Thoughts while moving hog fencing.

This week I began to rotate my two four-month-old piglets through the cow pasture. The cows had been moved out of this pasture the week before, so it is now available for the pigs.

In this rotation I am moving them daily. I use two hundred-foot hog nets to make a paddock. Moving these nets to make new paddocks each day takes about 15 minutes.

I walk the piglets out of their pen at the barn mid-morning, and bring them back at 4pm for dinner. For six hours each day they chew on the grass and root for worms, grubs, and who knows what else. They literally roll back the grass with their snouts looking for delicacies.

This process requires attention and effort on my part. It requires more than just dumping a bucket of food in their pen, checking their water and walking away.

I moved their nets this afternoon in the brisk winter air, observed the “damage” they had done to the pasture, and asked myself

What am I doing?

Most immediately I am pulling up short white polls attached to electric netting, gathering them in my arms, and resetting them on fresh grass. But why?

Providing the piglets with fresh pasture each day gives them a clean, healthy environment and supplemental nutrition. Moving them daily using small paddocks distributes their fertility (aka urine and manure) throughout the pasture and limits the destruction they do to each area.

I look at the pasture they are tearing up, walk around using my boots to replace the clumps of grass they have displaced and ask myself

What am I doing?

Well, I think I am improving the soil.

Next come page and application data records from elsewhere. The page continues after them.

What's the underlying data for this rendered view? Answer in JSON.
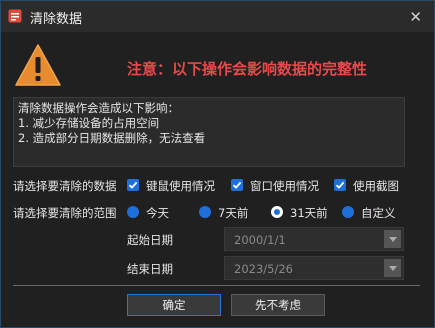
{
  "window": {
    "title": "清除数据",
    "close_glyph": "✕",
    "icon": "app-icon"
  },
  "warning": {
    "icon": "warning-triangle-icon",
    "title": "注意：以下操作会影响数据的完整性"
  },
  "info_lines": [
    "清除数据操作会造成以下影响：",
    "1. 减少存储设备的占用空间",
    "2. 造成部分日期数据删除，无法查看"
  ],
  "data_section": {
    "label": "请选择要清除的数据",
    "options": [
      {
        "label": "键鼠使用情况",
        "checked": true
      },
      {
        "label": "窗口使用情况",
        "checked": true
      },
      {
        "label": "使用截图",
        "checked": true
      }
    ]
  },
  "range_section": {
    "label": "请选择要清除的范围",
    "options": [
      {
        "label": "今天",
        "selected": false
      },
      {
        "label": "7天前",
        "selected": false
      },
      {
        "label": "31天前",
        "selected": true
      },
      {
        "label": "自定义",
        "selected": false
      }
    ]
  },
  "start_date": {
    "label": "起始日期",
    "value": "2000/1/1"
  },
  "end_date": {
    "label": "结束日期",
    "value": "2023/5/26"
  },
  "buttons": {
    "confirm": "确定",
    "cancel": "先不考虑"
  },
  "colors": {
    "accent": "#1e6fd9",
    "warning_text": "#e8494a",
    "warning_icon": "#e88a2e"
  }
}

The work the pigs do could be considered destructive, but what if we thought of it as disturbance. Sort of like aerating the soil. I am inputting my time and labor by rotating the piglets daily, but they are also working for me by just being pigs.

Will this intensive rotational grazing be destructive or beneficial to our pasture? I don’t know. I won’t really know until later this spring. I will observe what grows in the areas the pigs have worked. Has it improved or declined? Do the areas they disturbed look barren or healthy.

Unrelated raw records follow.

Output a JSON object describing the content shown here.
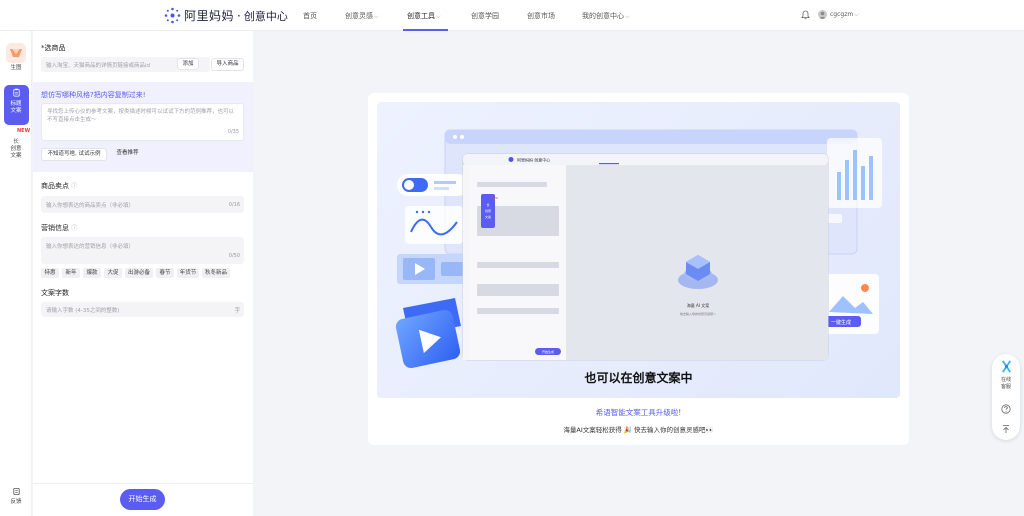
{
  "header": {
    "logo_text": "阿里妈妈",
    "logo_dot": "·",
    "logo_sub": "创意中心",
    "nav": [
      {
        "label": "首页",
        "chevron": false
      },
      {
        "label": "创意灵感",
        "chevron": true
      },
      {
        "label": "创意工具",
        "chevron": true,
        "active": true
      },
      {
        "label": "创意学园",
        "chevron": false
      },
      {
        "label": "创意市场",
        "chevron": false
      },
      {
        "label": "我的创意中心",
        "chevron": true
      }
    ],
    "username": "cgcgzm",
    "accent_color": "#5a5df0"
  },
  "rail": {
    "items": [
      "生图",
      "标题\n文案",
      "长\n创意\n文案"
    ],
    "new_badge": "NEW",
    "feedback": "反馈"
  },
  "form": {
    "product": {
      "title": "*选商品",
      "placeholder": "输入淘宝、天猫商品的详情页链接或商品id",
      "add_label": "添加",
      "import_label": "导入商品"
    },
    "style": {
      "title": "想仿写哪种风格?把内容复制过来!",
      "placeholder": "寻找您上传心仪的参考文案，按类描述时候可以试试下方的范例推荐，也可以不写直接点击生成～",
      "count": "0/35",
      "btn_example": "不知道写啥, 试试示例",
      "btn_recommend": "查看推荐"
    },
    "selling": {
      "title": "商品卖点",
      "placeholder": "输入你想表达的商品卖点（非必填）",
      "count": "0/16"
    },
    "marketing": {
      "title": "营销信息",
      "placeholder": "输入你想表达的营销信息（非必填）",
      "count": "0/50",
      "tags": [
        "特惠",
        "新年",
        "爆款",
        "大促",
        "出游必备",
        "春节",
        "年货节",
        "秋冬新品"
      ]
    },
    "wordcount": {
      "title": "文案字数",
      "placeholder": "请输入字数 (4-35之间的整数)",
      "unit": "字"
    },
    "generate_label": "开始生成"
  },
  "main": {
    "hero_caption": "也可以在创意文案中",
    "title": "希语智能文案工具升级啦!",
    "desc": "海量AI文案轻松获得 🎉 快去输入你的创意灵感吧👀",
    "mini_app": {
      "logo": "阿里妈妈 创意中心",
      "center_label": "海量 AI 文案",
      "center_sub": "快去输入你的创意灵感吧～",
      "start_label": "开始生成",
      "side_label": "长\n创意\n文案",
      "side_new": "NEW",
      "one_click": "一键生成"
    }
  },
  "float": {
    "service": "在线\n客服",
    "help_icon": "question-circle-icon",
    "top_icon": "back-to-top-icon"
  }
}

We will see.

I will trust. And wait. And try.

Opening a Farm Stand

On working to develop a hyper local economy.

One day last week my mind was occupied with the words hyper local. Those two words kept rolling around as I worked to sort out what that means to me. At dinner that night I shared with Mr. J that I think hyper local is the answer to my goals for community and economy.

When our cows escaped last year, it was neighbors that stumbled upon our troubles that helped us to get them back home.

When our pipes froze in the last storm it was neighbors across the way that drove over to help us out.

I source honey and milk from neighbors within a five-mile radius.

My eggs and pork and many of our vegetables come from our own farm. Soon our farm will supply us with lamb and beef.

That is hyper local.

Our aid did not come from friends out of state (though we did benefit from their prayers). Help came from people across the street or down the road.

It doesn’t get more local than that.

In this global world, hyper local is the solution. At least as much as possible.

So, I am starting a farm stand.

(Actually “farm stand” sounds a little too grand for what I have going on right now, but a girl can dream.)

I won’t advertise on social media. I don’t want people going out of their way to find me.

I want the neighbor who is driving past our farm regularly to be the customer. I want to be on their way, not out of their way.

It’s winter. I don’t have excess produce to share. I do have eggs. I will start with eggs.

A sign by the road letting neighbors know I have something to sell.

A cooler with my farm fresh eggs inside.

It’s a start.